© St. Petersburg Times, published November 8, 2000
CRYSTAL RIVER -- Voters swept City Council incumbents Alex Ilnyckyj and Paula Wheeler out of office Tuesday and approved a charter amendment to extend elected officials' terms by two years.
In the race for mayor, Ron Kitchen managed a slight victory over Sidney Kennedy, spoiling the trifecta sought by a powerful faction that backed Bonnie Taylor and Russ Kreager, who defeated Ilnyckyj and Wheeler, respectively.
"I expected it to be very tight," Taylor said. Quite the contrary: The Crystal River newcomer crushed the blunt-talking Ilnyckyj, winning 67 percent of the vote.
Ilnyckyj left City Hall quickly but Wheeler, whose loss was not nearly as bad, stuck around, vowing to remain involved in city affairs. She said it would be difficult, though, noting the shift in political power.
"They make politics their life. Alex and I don't," she said from the driver's seat of her van.
Some observers viewed the contest between Wheeler and Kreager as a referendum of sorts. Along with Ilnyckyj, Wheeler voted in February 1999 to oust Kreager from the post of city manager.
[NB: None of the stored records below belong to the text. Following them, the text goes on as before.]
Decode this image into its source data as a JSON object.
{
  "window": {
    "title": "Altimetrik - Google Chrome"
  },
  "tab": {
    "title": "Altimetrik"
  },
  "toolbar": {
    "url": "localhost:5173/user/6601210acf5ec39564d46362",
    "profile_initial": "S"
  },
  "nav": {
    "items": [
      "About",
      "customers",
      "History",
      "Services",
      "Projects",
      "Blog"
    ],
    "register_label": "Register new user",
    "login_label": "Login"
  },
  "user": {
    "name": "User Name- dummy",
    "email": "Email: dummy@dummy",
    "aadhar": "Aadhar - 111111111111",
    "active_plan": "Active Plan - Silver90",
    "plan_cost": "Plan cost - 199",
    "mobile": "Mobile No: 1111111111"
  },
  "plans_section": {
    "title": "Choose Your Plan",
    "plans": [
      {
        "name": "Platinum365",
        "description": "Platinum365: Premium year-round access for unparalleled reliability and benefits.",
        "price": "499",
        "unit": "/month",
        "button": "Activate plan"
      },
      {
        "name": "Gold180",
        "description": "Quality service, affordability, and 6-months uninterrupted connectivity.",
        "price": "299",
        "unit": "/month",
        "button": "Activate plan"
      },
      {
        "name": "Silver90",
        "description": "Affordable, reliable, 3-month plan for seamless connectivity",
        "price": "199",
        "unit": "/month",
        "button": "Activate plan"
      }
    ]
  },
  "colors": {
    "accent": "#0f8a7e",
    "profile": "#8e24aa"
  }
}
Amid handshakes and hugs, Kreager shrugged off the calculus of small-town politics, saying his win was due to hard work and his experience. "I hope they elected me for my professionalism," he said.
He said he would immediately get to work on initiatives he began as city manager, singling out water quality as a chief concern. For her part, Taylor said she would work to bring stability to the often-unstable council.
The city's new mayor, who will take office Jan. 1, was successful in his third attempt at the job.
Kennedy, a lifelong resident of Crystal River, said he would not ask for a recount.
"It's been a real pleasure to run against him," Kitchen said of his opponent, who ran on virtually the same platform: to end years of internal strife among the council.
Right or wrong, much of the recent criticism of the council has been aimed at Ilnyckyj and Wheeler. The two portrayed themselves as independent voices on a council aligned with one of the city's most influential residents, Ed Tolle.
"It was pretty satisfying to see the two people who conspired to get this man here fired get off council," Tolle said, pointing to Kreager. "I think it's good for the city."
If there was one small consolation for Ilnyckyj, voters approved a measure he supported: to allow the mayor and City Council members to serve four-year terms instead of two years. The changes do not go into effect this year.